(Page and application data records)
◇ ◇ ◇ ◇

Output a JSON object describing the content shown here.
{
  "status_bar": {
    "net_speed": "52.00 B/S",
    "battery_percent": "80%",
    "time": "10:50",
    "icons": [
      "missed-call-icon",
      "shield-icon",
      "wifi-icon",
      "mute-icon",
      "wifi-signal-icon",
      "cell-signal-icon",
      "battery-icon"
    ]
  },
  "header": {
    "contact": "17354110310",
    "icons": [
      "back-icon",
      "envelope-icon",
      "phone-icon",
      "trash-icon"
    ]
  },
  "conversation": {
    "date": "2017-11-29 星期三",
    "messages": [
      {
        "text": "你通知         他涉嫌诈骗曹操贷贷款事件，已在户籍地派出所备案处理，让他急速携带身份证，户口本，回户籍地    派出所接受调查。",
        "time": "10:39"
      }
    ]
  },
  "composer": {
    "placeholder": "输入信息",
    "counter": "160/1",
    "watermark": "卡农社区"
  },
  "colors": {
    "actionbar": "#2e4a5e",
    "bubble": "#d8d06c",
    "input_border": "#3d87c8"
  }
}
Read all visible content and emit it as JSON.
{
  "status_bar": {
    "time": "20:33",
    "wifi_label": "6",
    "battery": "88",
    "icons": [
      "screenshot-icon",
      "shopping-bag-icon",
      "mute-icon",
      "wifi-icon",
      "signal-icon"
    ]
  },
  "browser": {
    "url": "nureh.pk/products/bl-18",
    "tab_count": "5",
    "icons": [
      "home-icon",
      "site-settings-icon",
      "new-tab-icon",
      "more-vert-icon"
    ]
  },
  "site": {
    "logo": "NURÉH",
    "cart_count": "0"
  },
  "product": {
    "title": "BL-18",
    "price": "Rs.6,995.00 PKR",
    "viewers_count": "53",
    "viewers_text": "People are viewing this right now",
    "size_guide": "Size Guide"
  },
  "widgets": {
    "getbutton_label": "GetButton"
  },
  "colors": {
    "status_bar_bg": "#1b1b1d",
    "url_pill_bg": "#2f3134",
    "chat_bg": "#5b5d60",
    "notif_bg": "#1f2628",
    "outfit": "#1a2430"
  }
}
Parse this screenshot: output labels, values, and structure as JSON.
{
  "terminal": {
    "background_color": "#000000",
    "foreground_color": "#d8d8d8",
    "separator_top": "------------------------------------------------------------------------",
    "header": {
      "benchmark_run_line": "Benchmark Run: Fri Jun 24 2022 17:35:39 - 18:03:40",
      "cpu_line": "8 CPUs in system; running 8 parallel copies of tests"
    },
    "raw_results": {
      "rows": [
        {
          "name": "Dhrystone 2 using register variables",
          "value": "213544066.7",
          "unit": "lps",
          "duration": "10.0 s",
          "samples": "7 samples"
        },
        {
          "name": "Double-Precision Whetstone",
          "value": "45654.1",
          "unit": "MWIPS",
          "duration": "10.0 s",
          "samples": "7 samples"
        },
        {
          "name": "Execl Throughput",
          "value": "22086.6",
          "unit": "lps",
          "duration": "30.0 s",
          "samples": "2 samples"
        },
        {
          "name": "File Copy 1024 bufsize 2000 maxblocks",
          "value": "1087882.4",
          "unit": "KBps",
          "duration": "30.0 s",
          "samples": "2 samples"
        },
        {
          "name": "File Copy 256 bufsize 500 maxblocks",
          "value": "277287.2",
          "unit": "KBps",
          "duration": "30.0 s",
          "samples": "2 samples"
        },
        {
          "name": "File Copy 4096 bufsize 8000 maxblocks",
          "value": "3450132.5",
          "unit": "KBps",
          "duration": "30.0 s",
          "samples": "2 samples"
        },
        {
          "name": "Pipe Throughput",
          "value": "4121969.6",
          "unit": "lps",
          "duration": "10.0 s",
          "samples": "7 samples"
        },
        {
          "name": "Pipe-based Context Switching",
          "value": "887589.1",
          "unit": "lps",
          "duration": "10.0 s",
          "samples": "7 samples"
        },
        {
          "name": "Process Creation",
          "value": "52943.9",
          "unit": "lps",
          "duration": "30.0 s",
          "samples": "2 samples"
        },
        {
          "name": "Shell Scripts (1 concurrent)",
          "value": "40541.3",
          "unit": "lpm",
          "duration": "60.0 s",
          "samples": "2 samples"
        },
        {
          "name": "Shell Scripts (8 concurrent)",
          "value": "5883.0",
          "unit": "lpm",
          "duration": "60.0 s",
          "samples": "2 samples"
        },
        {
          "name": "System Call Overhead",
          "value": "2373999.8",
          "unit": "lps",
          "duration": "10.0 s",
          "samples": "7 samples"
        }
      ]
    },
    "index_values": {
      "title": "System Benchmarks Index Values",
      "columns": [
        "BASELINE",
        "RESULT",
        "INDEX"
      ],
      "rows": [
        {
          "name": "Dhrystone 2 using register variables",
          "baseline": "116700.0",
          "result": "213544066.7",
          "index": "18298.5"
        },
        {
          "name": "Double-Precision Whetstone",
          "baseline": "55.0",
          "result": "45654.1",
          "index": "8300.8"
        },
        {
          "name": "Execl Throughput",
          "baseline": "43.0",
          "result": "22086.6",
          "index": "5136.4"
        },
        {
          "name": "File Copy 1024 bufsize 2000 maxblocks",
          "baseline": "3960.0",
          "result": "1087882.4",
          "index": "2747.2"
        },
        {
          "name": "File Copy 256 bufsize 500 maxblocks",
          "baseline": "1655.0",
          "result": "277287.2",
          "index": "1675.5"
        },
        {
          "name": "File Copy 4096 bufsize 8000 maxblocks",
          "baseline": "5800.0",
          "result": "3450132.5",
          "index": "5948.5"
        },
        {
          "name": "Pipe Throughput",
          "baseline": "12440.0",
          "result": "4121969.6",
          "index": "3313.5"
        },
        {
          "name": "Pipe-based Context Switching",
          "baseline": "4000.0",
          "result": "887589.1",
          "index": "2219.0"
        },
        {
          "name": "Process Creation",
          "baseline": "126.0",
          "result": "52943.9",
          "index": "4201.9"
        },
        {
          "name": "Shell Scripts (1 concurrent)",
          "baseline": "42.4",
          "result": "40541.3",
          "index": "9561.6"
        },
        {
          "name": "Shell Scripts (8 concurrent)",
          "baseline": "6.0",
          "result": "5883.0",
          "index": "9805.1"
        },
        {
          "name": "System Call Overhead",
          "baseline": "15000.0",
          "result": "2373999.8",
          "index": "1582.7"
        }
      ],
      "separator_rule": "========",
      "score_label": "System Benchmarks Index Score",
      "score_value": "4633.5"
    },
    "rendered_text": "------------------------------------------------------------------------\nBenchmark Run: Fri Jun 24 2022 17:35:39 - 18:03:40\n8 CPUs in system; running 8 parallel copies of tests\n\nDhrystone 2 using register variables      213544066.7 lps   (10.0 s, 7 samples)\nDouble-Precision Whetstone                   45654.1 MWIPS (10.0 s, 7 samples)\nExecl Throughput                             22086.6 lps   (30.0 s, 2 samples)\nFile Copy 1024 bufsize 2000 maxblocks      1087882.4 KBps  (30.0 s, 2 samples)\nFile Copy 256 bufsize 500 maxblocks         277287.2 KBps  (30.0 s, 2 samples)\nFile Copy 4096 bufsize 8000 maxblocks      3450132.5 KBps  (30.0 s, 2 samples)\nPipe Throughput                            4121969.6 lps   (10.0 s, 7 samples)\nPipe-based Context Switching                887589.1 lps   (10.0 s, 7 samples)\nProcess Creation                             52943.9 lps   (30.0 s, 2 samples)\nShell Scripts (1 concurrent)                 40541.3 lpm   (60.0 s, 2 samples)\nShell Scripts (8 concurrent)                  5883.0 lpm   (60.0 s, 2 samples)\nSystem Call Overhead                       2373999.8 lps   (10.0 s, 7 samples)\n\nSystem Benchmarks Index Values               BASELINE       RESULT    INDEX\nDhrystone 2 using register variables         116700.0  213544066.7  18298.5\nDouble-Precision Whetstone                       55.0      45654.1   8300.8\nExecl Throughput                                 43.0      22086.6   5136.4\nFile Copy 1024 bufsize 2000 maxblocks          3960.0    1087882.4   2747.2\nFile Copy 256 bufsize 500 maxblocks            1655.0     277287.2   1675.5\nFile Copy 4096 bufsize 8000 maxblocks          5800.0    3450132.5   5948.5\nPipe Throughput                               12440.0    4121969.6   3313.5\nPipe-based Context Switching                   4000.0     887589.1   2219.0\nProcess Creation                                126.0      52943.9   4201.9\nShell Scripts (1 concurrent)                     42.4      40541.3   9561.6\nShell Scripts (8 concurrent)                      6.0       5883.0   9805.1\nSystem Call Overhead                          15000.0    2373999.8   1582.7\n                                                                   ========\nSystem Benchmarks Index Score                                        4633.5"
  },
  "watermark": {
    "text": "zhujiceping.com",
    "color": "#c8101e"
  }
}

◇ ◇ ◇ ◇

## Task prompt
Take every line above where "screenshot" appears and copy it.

## The answer
      "screenshot-icon",
Parse this screenshot: output labels, values, and structure as JSON.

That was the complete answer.